Stress testing reg burdens made “proportional” at World Council’s urging
MADISON, WI (October 22, 2018) — The Basel Committee on Banking Supervision (Basel Committee) on October 17th issued a revised Stress Testing Principles standard that will significantly reduce the regulatory burdens of stress tests on credit unions and other community-based financial cooperatives. World Council of Credit Unions (World Council) earlier this year urged the “proportional” approach to stress testing adopted by the Basel Committee. Stress tests of credit unions and other community-based cooperative depository institutions are based on this Basel Committee standard and will now be implemented by regulators on a more proportionate basis, based on the size, complexity, resources and risk profile of the institution.

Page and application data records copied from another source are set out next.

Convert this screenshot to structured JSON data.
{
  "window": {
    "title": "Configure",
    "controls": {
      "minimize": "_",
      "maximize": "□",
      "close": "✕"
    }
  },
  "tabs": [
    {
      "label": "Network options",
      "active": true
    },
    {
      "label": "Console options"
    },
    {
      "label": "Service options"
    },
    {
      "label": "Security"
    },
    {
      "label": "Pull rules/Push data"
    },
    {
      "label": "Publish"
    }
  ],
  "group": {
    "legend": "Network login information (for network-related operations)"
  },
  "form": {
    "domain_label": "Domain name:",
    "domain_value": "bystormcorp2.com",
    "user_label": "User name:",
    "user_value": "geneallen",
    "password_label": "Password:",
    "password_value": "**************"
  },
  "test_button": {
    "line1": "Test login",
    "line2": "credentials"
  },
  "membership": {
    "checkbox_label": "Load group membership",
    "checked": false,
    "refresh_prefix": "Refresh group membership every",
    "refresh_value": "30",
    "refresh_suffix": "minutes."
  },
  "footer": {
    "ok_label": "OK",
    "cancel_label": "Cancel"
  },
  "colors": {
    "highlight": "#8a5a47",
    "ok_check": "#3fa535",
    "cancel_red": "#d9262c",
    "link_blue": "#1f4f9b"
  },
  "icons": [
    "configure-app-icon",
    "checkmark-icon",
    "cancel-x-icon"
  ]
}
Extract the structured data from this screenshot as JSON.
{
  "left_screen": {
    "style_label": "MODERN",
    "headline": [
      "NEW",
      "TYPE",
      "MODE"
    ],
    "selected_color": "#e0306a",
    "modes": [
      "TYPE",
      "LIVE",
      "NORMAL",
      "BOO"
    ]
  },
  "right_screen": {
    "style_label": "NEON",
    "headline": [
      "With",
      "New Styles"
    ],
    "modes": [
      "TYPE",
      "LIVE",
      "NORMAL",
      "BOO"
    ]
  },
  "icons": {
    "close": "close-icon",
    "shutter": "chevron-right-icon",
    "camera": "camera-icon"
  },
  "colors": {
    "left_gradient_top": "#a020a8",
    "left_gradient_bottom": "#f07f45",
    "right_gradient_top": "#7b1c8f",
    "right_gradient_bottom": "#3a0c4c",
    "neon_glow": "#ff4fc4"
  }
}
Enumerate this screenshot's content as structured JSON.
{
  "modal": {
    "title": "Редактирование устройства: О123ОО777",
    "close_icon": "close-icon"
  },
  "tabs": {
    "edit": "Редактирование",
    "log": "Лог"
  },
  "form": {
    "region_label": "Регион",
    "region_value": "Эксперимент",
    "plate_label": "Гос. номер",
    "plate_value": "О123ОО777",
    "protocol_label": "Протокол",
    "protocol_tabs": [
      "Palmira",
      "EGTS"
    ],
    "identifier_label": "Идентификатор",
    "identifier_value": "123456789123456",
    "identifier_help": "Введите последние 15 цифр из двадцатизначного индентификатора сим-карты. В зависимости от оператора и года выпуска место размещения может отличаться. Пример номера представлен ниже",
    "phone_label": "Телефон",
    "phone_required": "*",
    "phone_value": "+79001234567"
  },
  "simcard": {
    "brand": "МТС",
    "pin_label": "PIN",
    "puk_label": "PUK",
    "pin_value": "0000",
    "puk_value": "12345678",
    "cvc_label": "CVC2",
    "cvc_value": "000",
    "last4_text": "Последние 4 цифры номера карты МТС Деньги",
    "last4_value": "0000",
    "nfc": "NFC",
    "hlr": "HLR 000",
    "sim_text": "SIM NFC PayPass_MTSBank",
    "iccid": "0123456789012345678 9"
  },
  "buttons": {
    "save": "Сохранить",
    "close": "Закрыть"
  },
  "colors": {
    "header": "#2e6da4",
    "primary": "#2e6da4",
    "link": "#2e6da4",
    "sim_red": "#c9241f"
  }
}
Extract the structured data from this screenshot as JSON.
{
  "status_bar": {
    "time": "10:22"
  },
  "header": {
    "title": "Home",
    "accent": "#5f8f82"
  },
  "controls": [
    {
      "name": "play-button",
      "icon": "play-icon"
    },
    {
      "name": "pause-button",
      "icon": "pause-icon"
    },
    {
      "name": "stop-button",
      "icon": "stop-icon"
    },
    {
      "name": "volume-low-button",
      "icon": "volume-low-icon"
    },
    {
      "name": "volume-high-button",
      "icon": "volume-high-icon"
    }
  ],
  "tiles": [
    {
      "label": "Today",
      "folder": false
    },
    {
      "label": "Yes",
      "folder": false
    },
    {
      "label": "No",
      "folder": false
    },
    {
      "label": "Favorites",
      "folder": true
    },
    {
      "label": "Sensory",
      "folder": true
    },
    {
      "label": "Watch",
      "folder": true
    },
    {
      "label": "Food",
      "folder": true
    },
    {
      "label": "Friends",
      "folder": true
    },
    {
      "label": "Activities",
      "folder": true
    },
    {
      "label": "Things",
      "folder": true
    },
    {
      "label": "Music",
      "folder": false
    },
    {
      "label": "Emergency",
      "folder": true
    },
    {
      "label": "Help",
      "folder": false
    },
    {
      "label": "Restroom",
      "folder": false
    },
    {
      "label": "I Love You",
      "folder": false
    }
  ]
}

“World Council members have often reported ‘gold-plating’ and excessive supervision involving stress testing and the Basel Committee’s updated stress testing principles should help end those excessive compliance burdens on credit unions,” said Michael Edwards, World Council’s Senior Vice President and General Counsel.
The Basel Committee’s new standard also found that national-level stress testing frameworks have evolved well beyond what the Committee envisaged when it issued its original stress testing standard after the global financial crisis. World Council applauds the Committee’s new approach that will help right-size the compliance burdens of stress tests for credit unions and other community-based financial cooperatives.
A copy of the Committee’s revised Stress Testing Principles can be viewed here.
Michael S. Edwards, Senior Vice President and General Counsel leads World Council’s advocacy efforts
About World Council of Credit Unions
World Council of Credit Unions is the global trade association and development platform for credit unions. World Council promotes the sustainable development of credit unions and other financial cooperatives around the world to empower people through access to high quality and affordable financial services. World Council advocates on behalf of the global credit union system before international organizations and works with national governments to improve legislation and regulation. Its technical assistance programs introduce new tools and technologies to strengthen credit unions' financial performance and increase their outreach.
World Council has implemented 300+ technical assistance programs in 90 countries. Worldwide, 87,914 credit unions in 118 countries serve 393 million people. Learn more about World Council's impact around the world at www.woccu.org.